Market Stability: Regulations help maintain stability in the financial industry by preventing excessive risk-taking and promoting sound practises.
Enhanced Competition: Regulations can foster competition by addressing monopolistic practises, reducing barriers to entry, and promoting innovation.
Compliance Costs: Regulatory compliance often imposes financial and administrative burdens on financial institutions, which may lead to increased costs for consumers.
Potential Unintended Consequences: Some regulations may have unintended effects on market dynamics, potentially stifling competition or hindering innovation.
Balancing Act: Striking the right balance between consumer protection and industry growth can be challenging, and regulations may face criticism for being either too lax or too burdensome.
Future Trends and Potential Regulatory Developments
Blockchain and Cryptocurrencies: The rise of blockchain technology and cryptocurrencies may require new regulations to address issues such as digital asset security, transaction transparency, and regulatory oversight.
Mobile Payments and Digital Wallets: The increasing adoption of mobile payment solutions and digital wallets may necessitate regulatory frameworks to ensure secure transactions, protect consumer data, and address issues related to fraud and privacy.
Biometric Authentication: The use of biometric authentication methods, such as fingerprint or facial recognition, for payment authorization may raise concerns regarding privacy, consent, and data protection, which could prompt the need for specific regulations.
Potential Changes in Data Privacy and Security Regulations
Stricter Data Breach Notification Requirements: Regulatory changes may require organisations to promptly notify individuals in the event of a data breach, potentially imposing stricter timelines and disclosure obligations.
Heightened Consent Requirements: There could be an increased emphasis on obtaining explicit and informed consent from consumers for the collection, use, and sharing of their personal information.
International Data Transfer Regulations: Cross-border data flows may be subject to more stringent regulations to ensure adequate protection of personal data, potentially impacting the transfer of customer information between countries.
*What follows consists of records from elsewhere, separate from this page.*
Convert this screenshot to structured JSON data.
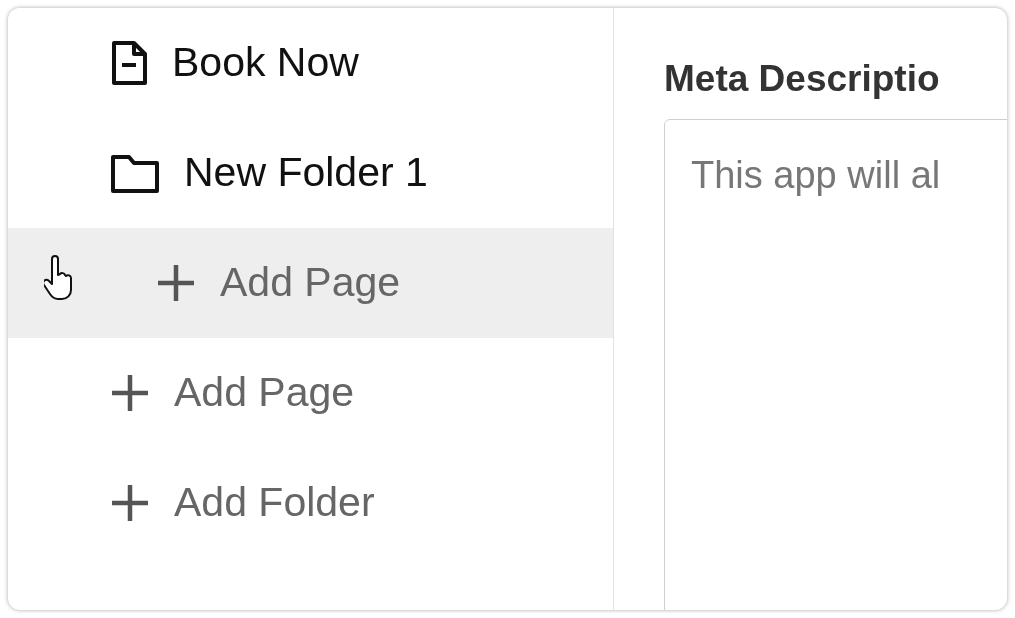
{
  "sidebar": {
    "items": [
      {
        "kind": "page",
        "label": "Book Now"
      },
      {
        "kind": "folder",
        "label": "New Folder 1",
        "children": [
          {
            "kind": "add",
            "label": "Add Page",
            "hovered": true
          }
        ]
      },
      {
        "kind": "add",
        "label": "Add Page",
        "hovered": false
      },
      {
        "kind": "add",
        "label": "Add Folder",
        "hovered": false
      }
    ]
  },
  "editor": {
    "field_label": "Meta Descriptio",
    "textarea": {
      "placeholder": "This app will al"
    }
  }
}
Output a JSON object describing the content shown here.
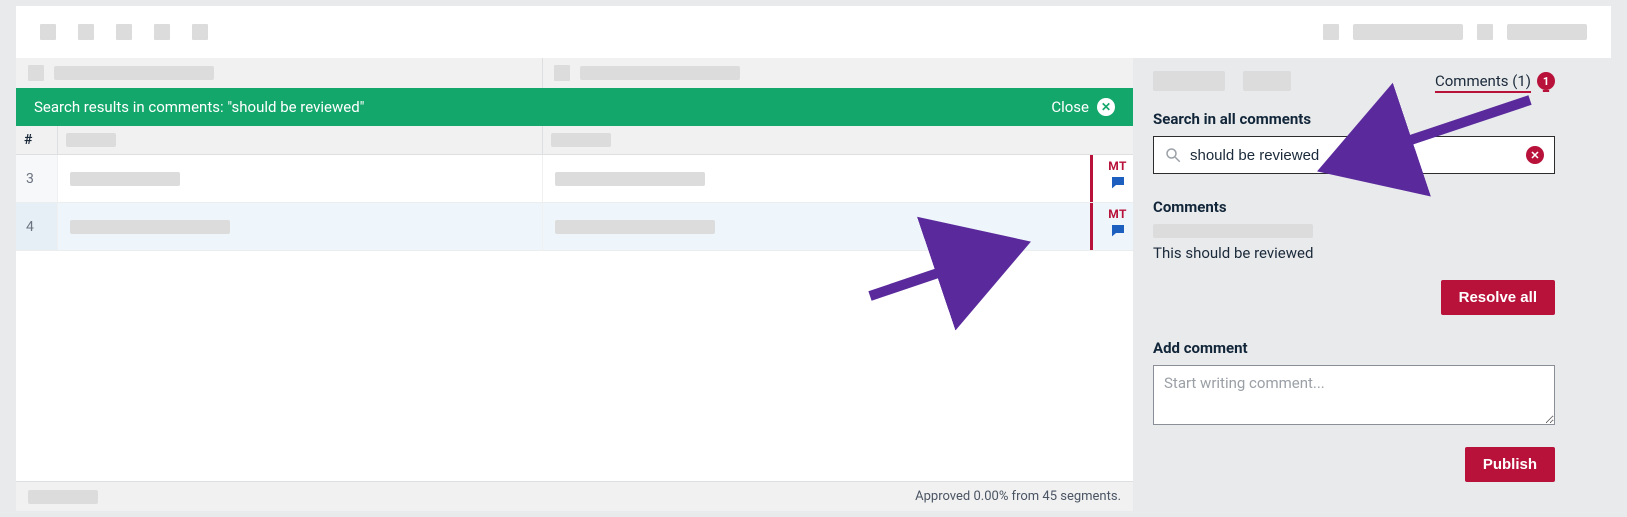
{
  "banner": {
    "text": "Search results in comments: \"should be reviewed\"",
    "close_label": "Close"
  },
  "grid": {
    "header": {
      "num": "#"
    },
    "rows": [
      {
        "num": "3",
        "mt_label": "MT"
      },
      {
        "num": "4",
        "mt_label": "MT"
      }
    ]
  },
  "footer": {
    "status": "Approved 0.00% from 45 segments."
  },
  "sidebar": {
    "comments_tab_label": "Comments (1)",
    "comments_tab_badge": "1",
    "search_title": "Search in all comments",
    "search_value": "should be reviewed",
    "comments_title": "Comments",
    "comment_text": "This should be reviewed",
    "resolve_all_label": "Resolve all",
    "add_comment_title": "Add comment",
    "add_comment_placeholder": "Start writing comment...",
    "publish_label": "Publish"
  }
}
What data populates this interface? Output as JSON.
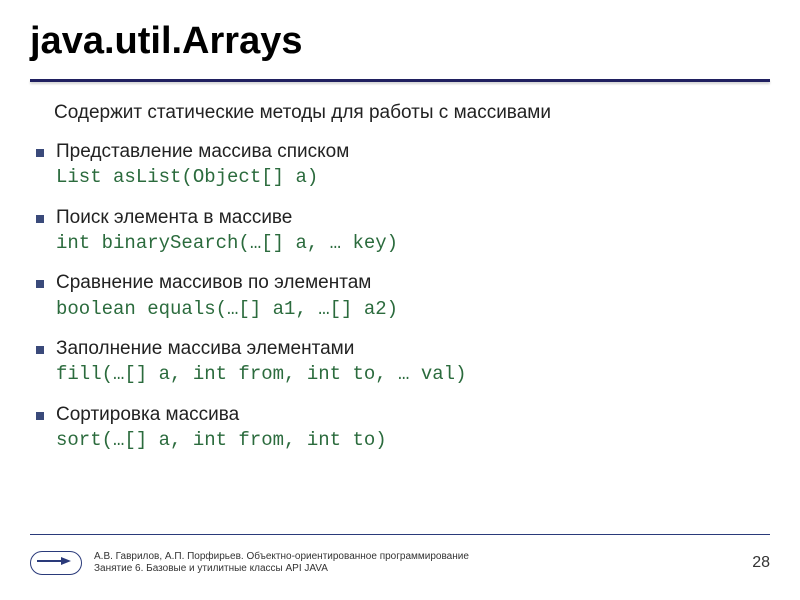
{
  "title": "java.util.Arrays",
  "intro": "Содержит статические методы для работы с массивами",
  "items": [
    {
      "desc": "Представление массива списком",
      "code": "List asList(Object[] a)"
    },
    {
      "desc": "Поиск элемента в массиве",
      "code": "int binarySearch(…[] a, … key)"
    },
    {
      "desc": "Сравнение массивов по элементам",
      "code": "boolean equals(…[] a1, …[] a2)"
    },
    {
      "desc": "Заполнение массива элементами",
      "code": "fill(…[] a, int from, int to, … val)"
    },
    {
      "desc": "Сортировка массива",
      "code": "sort(…[] a, int from, int to)"
    }
  ],
  "footer": {
    "line1": "А.В. Гаврилов, А.П. Порфирьев. Объектно-ориентированное программирование",
    "line2": "Занятие 6. Базовые и утилитные классы API JAVA"
  },
  "page": "28"
}
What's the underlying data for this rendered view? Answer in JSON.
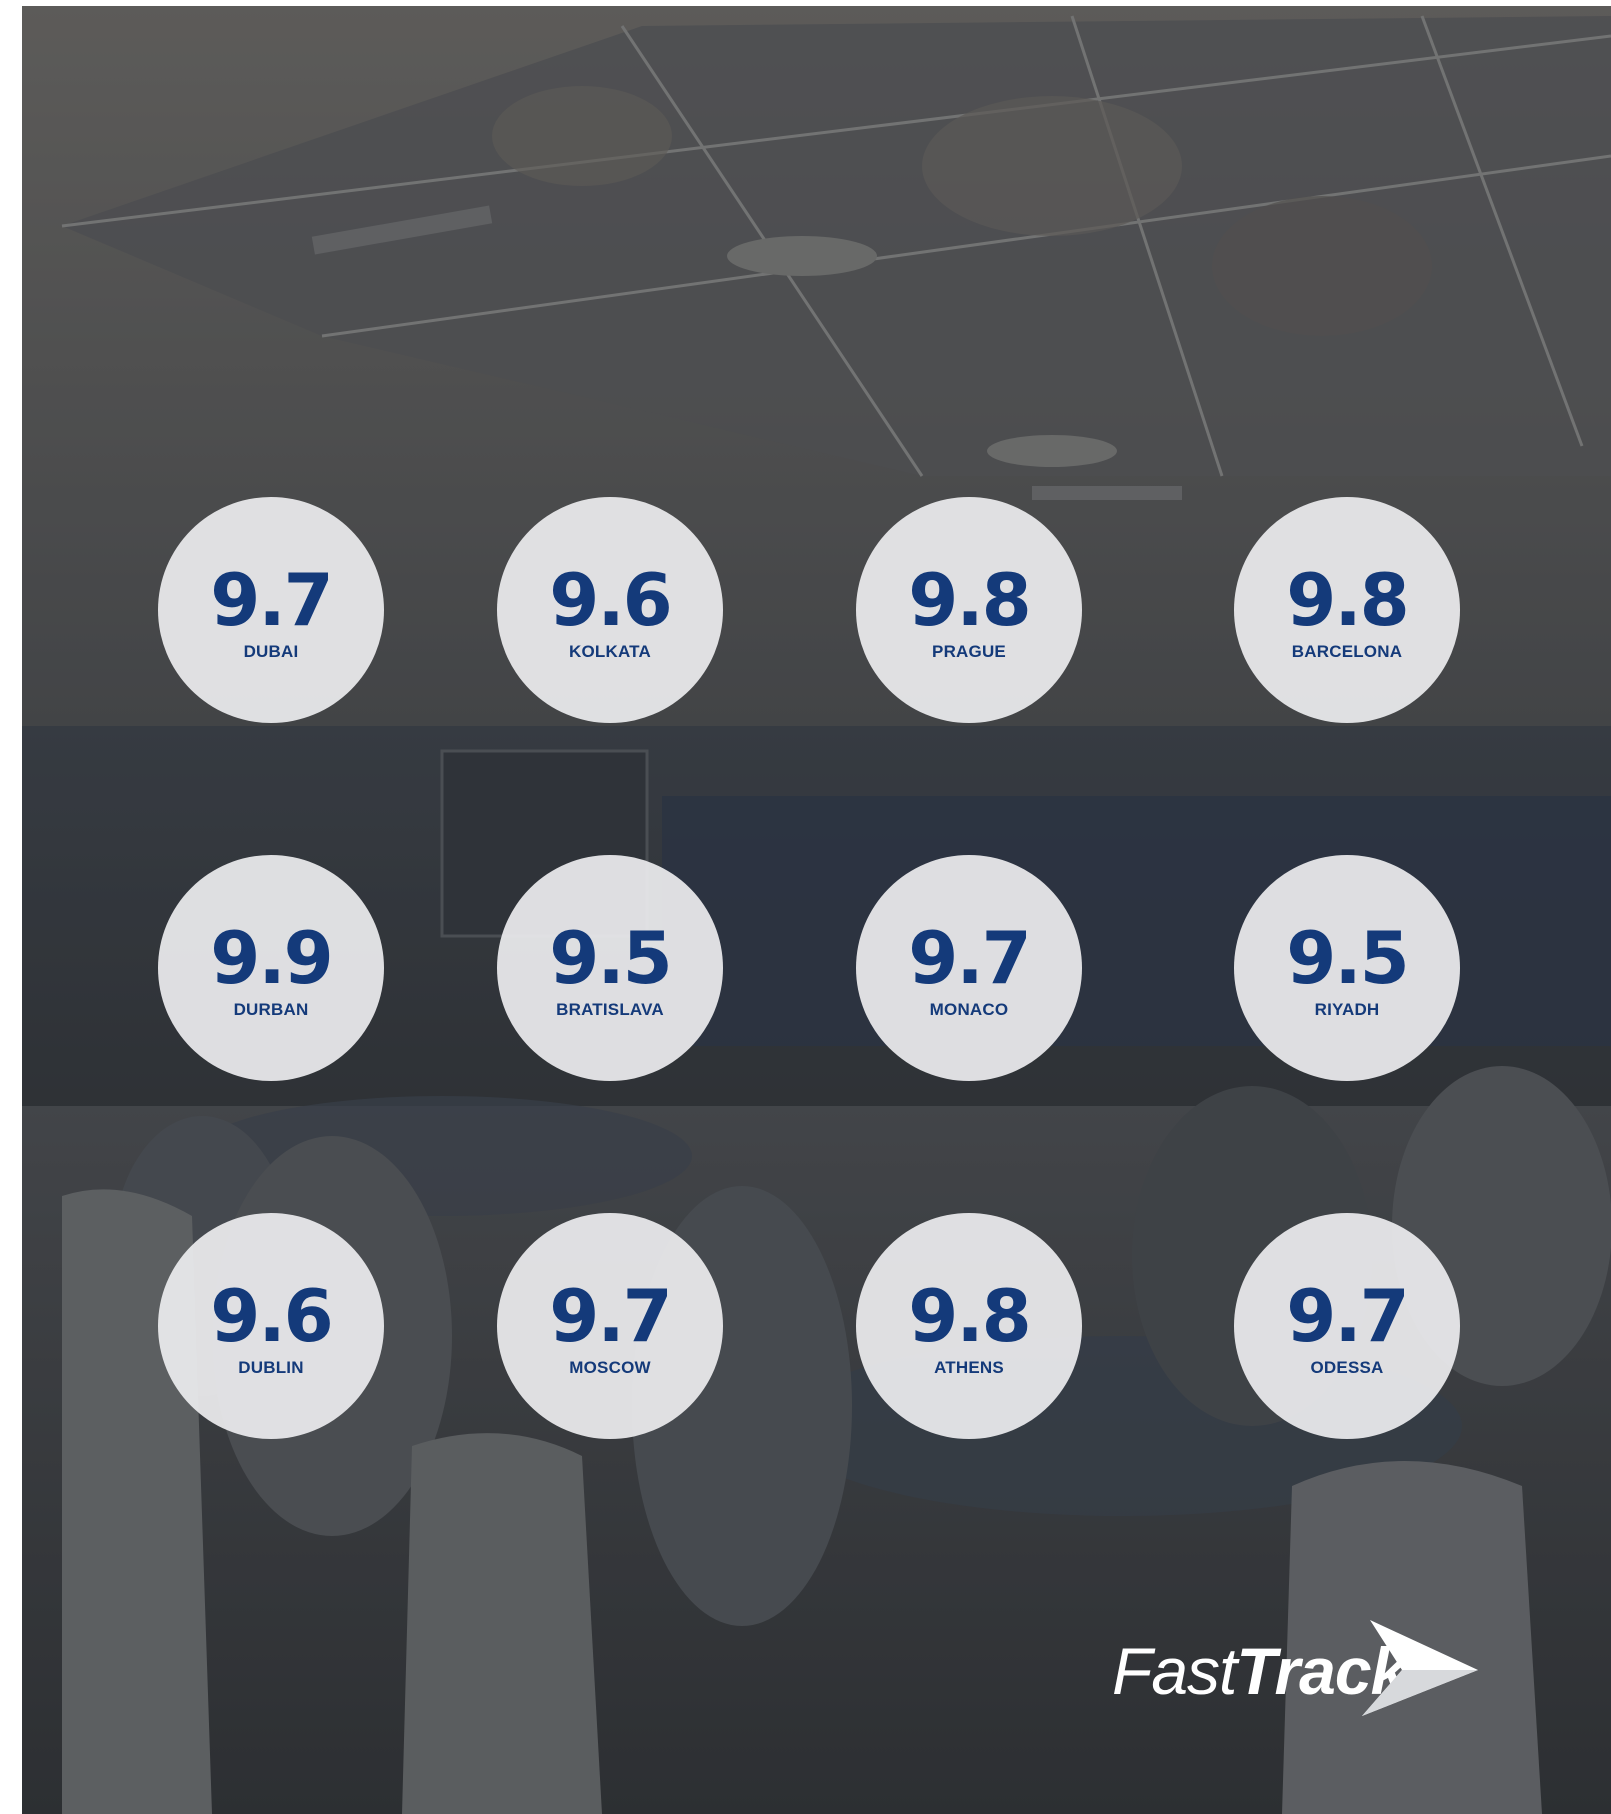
{
  "brand": {
    "logo_part1": "Fast",
    "logo_part2": "Track"
  },
  "scores": [
    {
      "value": "9.7",
      "city": "DUBAI"
    },
    {
      "value": "9.6",
      "city": "KOLKATA"
    },
    {
      "value": "9.8",
      "city": "PRAGUE"
    },
    {
      "value": "9.8",
      "city": "BARCELONA"
    },
    {
      "value": "9.9",
      "city": "DURBAN"
    },
    {
      "value": "9.5",
      "city": "BRATISLAVA"
    },
    {
      "value": "9.7",
      "city": "MONACO"
    },
    {
      "value": "9.5",
      "city": "RIYADH"
    },
    {
      "value": "9.6",
      "city": "DUBLIN"
    },
    {
      "value": "9.7",
      "city": "MOSCOW"
    },
    {
      "value": "9.8",
      "city": "ATHENS"
    },
    {
      "value": "9.7",
      "city": "ODESSA"
    }
  ],
  "colors": {
    "badge_text": "#143a7a",
    "badge_fill": "#ececee",
    "overlay": "#3b3e42",
    "logo": "#ffffff"
  }
}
As regulations and policies continue to evolve, it is crucial for readers to stay informed about the latest developments in the credit card and debit card industries. By keeping abreast of regulatory changes, consumers, merchants, and industry professionals can better understand their rights and obligations, adapt to new requirements, and make informed decisions. By understanding the role of regulations, evaluating their pros and cons, and staying informed about emerging trends and potential regulatory developments, individuals can navigate the evolving landscape of the credit card and debit card industries with greater confidence and awareness.